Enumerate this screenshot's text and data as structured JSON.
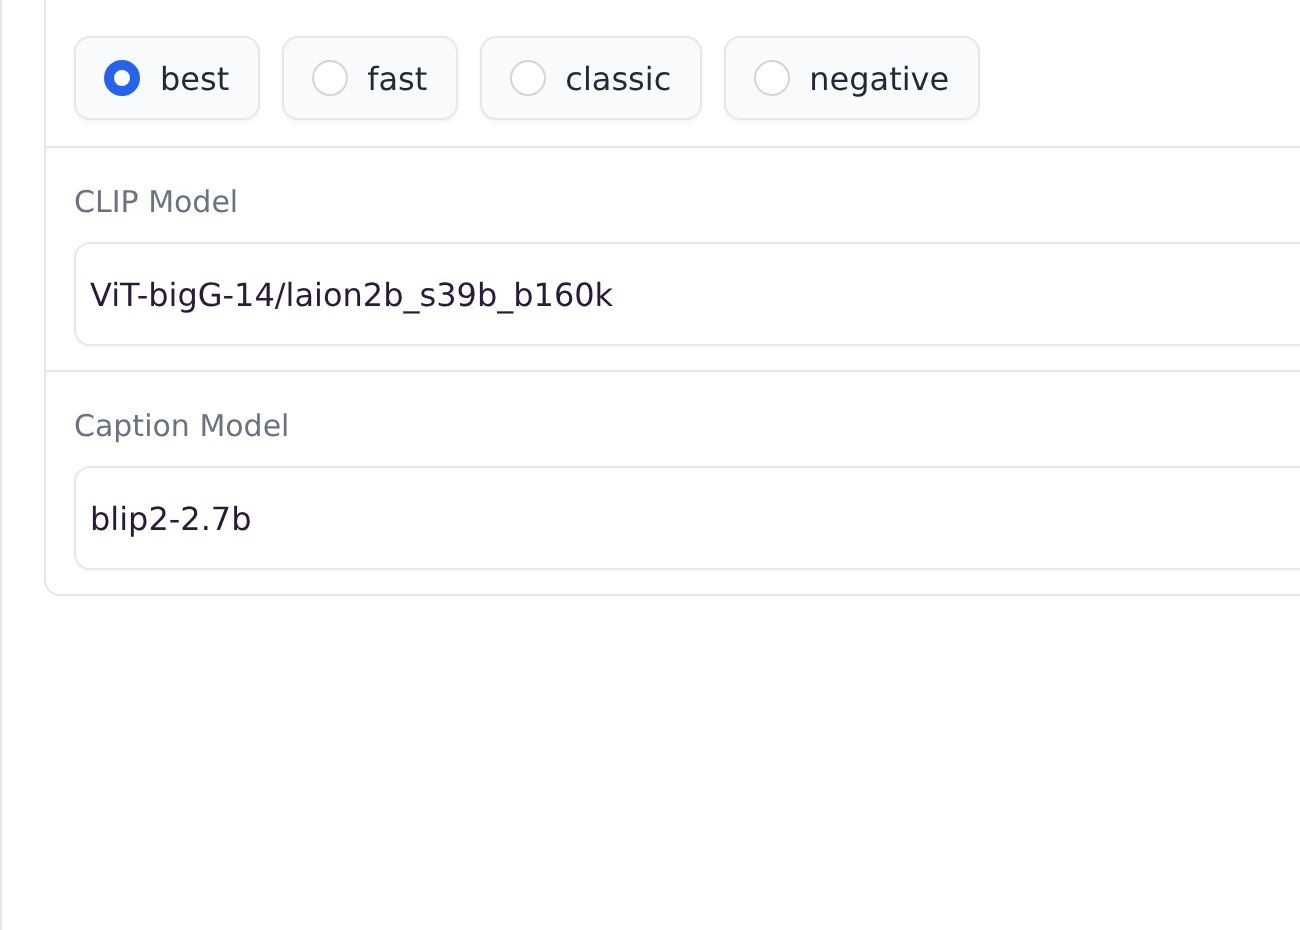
{
  "mode": {
    "options": [
      {
        "label": "best",
        "selected": true
      },
      {
        "label": "fast",
        "selected": false
      },
      {
        "label": "classic",
        "selected": false
      },
      {
        "label": "negative",
        "selected": false
      }
    ]
  },
  "clip_model": {
    "label": "CLIP Model",
    "value": "ViT-bigG-14/laion2b_s39b_b160k"
  },
  "caption_model": {
    "label": "Caption Model",
    "value": "blip2-2.7b"
  }
}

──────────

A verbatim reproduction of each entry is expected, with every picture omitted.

Enumerate this screenshot's text and data as structured JSON.
{
  "mode": {
    "options": [
      {
        "label": "best",
        "selected": true
      },
      {
        "label": "fast",
        "selected": false
      },
      {
        "label": "classic",
        "selected": false
      },
      {
        "label": "negative",
        "selected": false
      }
    ]
  },
  "clip_model": {
    "label": "CLIP Model",
    "value": "ViT-bigG-14/laion2b_s39b_b160k"
  },
  "caption_model": {
    "label": "Caption Model",
    "value": "blip2-2.7b"
  }
}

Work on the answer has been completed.